“This is what has been planned, to have the biggest School of Nursing and Midwifery in the whole of Africa. And the Central Administration in terms of space, the first phase that was donated by the Chinese government is about 10,000 square feet. The next phase is approximately 30,000 square feet. So basically we are making progress”, he stressed.
A Bachelor of Orthotics and Prosthetics (O&P) program has been introduced under the School of Allied Health Sciences.
The University is also planning to introduce MPhil/PhD programs in Rehabilitation Sciences, Medical Laboratory Sciences and Nutrition and Dietetics in the 2021/2022 academic year.
A PhD program in Public Health has commenced while other schools are planning to start offering postgraduate programs hopefully in the 2021/22 academic year.
The School of Sports and Exercise Medicine also kickstarted in the 2020/21 academic year, with 13 pioneering students. The school which is the first of its kind on the African continent would award a Bachelor of Sports and Exercise Medical Sciences.
The Presidential Coordinator of the Government of Ghana’s COVID-19 Response, Dr. Anarfi Asamoah-Baah, during a lecture on the topic “The Nexus of Politics, Power, People and Partnership in Promoting Good Health”, called for a partnership between health experts and the private and public sectors towards enhancing the country’s health care delivery system.
He stated that though the Ghana has made progress in the health sector, challenges that would plague the sector in the future would be more “complicated and sophisticated”.
He explained that unplanned urbanization, pollution, increase in consumption of processed foods, alcohol, substance abuse, and other bad habits would account for the deteriorating health of the citizenry in the future.
He, therefore, advised that particular attention should be paid to the training of the requisite human resources to enable the country to meet the high demands and expectations of the citizenry in the health sector.
Dr. Asamoah-Baah explained that biomedical sciences must be given special attention, where health professionals are trained to develop scientific minds and approaches to solving problems.
“It is important that future leaders are grounded in the basic medical sciences. But more important is that future [leaders] are not only grounded but they develop what I call the scientific minds and a scientific approach to solving problems. And a lot of that depends on data.”
“One area where our future leaders need to work more is competence in dealing with data”, he added.
Dr. Asamoah-Baah also suggested, “grounding in behavioral sciences; a better understanding of why people behave the way they behave”.

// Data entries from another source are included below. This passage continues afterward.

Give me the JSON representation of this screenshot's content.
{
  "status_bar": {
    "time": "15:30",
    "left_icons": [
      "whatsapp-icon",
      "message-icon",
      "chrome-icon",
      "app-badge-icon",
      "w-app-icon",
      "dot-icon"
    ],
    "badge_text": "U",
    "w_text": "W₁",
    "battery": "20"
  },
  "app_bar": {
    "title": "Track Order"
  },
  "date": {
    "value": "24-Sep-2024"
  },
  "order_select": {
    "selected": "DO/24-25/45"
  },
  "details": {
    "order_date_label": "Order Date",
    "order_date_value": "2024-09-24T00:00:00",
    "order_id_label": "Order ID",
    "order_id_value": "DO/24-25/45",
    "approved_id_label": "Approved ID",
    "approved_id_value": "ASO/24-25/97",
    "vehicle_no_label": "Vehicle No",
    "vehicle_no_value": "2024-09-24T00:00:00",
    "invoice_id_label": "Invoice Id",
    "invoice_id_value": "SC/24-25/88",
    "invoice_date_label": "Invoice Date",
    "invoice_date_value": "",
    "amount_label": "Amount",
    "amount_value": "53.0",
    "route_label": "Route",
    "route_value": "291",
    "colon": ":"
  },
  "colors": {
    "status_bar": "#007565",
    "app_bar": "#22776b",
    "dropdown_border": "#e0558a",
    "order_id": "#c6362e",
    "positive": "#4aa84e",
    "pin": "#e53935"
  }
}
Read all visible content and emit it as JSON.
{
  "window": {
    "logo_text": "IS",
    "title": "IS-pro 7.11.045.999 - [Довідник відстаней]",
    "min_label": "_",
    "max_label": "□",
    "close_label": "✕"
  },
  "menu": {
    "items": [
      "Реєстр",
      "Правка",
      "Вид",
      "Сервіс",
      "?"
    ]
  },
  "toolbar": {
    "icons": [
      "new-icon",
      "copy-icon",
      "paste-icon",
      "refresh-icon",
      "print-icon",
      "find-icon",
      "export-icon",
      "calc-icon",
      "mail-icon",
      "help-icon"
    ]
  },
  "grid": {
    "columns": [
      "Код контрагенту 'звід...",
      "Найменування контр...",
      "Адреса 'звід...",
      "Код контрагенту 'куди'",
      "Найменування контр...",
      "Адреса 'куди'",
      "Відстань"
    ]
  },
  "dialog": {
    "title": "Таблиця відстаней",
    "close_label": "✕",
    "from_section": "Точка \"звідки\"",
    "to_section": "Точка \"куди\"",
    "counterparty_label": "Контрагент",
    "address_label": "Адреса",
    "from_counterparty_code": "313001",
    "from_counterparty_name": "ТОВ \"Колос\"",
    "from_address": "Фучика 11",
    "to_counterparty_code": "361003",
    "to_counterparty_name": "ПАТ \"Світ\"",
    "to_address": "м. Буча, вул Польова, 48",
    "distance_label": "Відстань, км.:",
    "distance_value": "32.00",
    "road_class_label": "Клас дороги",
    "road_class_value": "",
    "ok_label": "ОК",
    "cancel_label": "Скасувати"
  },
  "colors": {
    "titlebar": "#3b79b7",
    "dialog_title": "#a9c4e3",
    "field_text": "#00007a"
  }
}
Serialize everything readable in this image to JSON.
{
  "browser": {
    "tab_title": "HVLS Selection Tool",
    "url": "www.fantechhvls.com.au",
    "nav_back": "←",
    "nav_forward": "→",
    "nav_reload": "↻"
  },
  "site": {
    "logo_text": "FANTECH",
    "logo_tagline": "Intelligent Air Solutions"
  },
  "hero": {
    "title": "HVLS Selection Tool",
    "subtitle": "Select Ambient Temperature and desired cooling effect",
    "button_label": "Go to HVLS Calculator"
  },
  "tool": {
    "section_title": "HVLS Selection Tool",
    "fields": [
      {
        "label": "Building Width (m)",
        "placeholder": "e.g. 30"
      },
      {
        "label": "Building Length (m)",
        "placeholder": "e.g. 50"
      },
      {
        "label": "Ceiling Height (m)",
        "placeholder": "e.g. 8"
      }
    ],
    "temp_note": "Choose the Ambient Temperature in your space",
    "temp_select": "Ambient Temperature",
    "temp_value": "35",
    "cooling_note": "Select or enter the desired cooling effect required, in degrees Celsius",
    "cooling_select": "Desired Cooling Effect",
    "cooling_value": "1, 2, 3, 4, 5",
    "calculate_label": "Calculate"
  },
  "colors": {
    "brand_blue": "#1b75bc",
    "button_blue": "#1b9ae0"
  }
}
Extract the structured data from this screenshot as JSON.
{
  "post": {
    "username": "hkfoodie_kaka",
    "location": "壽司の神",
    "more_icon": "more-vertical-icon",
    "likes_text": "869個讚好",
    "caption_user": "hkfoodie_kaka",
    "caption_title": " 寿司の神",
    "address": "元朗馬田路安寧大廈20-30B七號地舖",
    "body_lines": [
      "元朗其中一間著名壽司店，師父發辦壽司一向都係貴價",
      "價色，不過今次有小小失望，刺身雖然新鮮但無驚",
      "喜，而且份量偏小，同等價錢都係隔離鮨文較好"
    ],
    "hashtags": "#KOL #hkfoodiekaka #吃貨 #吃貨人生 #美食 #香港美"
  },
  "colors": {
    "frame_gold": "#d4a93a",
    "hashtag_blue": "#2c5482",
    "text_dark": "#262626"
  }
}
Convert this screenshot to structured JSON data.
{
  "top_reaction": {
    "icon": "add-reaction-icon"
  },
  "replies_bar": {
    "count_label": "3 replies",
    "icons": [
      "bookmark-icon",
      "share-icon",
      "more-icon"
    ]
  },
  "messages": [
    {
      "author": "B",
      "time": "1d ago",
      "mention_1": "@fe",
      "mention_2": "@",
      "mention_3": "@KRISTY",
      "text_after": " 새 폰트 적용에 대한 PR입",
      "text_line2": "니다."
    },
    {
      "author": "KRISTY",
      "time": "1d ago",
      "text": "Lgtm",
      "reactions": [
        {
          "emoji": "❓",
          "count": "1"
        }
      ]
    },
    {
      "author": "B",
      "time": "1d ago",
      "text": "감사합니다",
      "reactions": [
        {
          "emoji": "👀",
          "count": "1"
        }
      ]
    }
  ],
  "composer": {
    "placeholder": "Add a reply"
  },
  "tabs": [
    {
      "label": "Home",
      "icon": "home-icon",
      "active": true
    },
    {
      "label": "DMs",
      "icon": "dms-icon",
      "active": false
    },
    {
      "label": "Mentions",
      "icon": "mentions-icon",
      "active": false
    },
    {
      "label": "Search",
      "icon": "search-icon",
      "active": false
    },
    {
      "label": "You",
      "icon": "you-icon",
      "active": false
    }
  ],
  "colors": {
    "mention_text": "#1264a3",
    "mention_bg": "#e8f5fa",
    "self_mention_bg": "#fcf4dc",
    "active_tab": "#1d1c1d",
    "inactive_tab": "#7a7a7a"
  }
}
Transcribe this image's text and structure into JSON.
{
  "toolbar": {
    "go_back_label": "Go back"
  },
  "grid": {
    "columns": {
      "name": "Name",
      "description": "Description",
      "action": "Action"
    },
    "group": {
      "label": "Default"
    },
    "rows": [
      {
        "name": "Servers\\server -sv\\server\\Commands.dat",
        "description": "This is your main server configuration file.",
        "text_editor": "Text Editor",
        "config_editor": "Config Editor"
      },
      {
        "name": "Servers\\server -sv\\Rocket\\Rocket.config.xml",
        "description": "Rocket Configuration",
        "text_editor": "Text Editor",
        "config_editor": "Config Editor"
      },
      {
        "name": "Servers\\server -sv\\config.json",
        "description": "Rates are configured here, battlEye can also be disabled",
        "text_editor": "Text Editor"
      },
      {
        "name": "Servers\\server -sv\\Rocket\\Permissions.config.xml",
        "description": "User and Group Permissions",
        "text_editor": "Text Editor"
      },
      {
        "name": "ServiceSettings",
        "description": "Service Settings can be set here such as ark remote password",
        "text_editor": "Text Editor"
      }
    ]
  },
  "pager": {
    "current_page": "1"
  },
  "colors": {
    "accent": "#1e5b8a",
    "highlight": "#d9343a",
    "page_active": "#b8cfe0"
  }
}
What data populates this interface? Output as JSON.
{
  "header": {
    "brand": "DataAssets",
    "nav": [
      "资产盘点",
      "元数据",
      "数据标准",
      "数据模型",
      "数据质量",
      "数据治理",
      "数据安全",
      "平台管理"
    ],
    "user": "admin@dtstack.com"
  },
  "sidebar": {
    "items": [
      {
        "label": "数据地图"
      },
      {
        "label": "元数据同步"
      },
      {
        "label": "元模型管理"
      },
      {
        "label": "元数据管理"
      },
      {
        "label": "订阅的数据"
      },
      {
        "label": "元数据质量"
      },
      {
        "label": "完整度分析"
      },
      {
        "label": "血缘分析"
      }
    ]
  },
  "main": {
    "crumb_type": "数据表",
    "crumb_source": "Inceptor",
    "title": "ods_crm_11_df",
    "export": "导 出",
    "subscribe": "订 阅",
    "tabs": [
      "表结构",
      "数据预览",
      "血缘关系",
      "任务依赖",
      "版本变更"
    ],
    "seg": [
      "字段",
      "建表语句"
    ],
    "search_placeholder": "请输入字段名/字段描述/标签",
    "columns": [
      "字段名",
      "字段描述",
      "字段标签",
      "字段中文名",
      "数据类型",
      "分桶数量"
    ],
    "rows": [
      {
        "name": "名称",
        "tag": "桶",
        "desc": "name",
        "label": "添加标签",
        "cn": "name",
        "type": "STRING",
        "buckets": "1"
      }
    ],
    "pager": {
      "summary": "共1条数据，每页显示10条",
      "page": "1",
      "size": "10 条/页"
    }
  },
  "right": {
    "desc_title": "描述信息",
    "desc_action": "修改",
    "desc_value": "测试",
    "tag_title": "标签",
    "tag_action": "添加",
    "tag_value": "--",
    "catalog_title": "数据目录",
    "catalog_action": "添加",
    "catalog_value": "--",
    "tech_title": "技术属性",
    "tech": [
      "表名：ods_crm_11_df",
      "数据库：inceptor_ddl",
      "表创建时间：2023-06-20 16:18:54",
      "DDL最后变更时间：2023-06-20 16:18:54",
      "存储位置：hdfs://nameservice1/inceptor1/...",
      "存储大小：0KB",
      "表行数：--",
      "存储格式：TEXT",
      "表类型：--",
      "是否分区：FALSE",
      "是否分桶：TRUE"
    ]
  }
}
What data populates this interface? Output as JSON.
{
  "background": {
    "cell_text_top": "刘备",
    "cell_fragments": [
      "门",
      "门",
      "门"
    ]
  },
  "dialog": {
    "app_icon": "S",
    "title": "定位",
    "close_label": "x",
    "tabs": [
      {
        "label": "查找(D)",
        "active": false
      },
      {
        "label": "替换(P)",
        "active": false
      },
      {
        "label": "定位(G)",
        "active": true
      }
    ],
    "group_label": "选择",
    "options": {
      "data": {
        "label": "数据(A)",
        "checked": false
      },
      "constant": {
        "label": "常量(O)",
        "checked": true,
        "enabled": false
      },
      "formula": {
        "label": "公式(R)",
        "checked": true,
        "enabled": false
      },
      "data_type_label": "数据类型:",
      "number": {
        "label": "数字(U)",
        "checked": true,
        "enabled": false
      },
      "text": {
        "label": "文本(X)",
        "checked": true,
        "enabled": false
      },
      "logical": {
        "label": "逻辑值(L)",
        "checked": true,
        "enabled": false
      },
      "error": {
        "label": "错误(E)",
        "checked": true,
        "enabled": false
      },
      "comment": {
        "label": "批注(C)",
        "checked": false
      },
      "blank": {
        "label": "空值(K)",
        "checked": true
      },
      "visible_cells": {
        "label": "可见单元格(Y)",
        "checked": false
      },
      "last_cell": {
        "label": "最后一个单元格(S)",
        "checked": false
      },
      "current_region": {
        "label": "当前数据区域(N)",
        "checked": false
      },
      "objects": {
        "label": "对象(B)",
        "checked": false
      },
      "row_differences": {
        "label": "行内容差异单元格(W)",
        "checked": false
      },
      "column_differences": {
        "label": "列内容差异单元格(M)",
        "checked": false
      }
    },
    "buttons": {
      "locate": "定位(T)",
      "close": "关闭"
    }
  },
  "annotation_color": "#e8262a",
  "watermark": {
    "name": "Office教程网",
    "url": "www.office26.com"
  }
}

He also recommended the study of the effects of politics on health and vice versa and developing an effective and efficient partnership with the public and private sectors.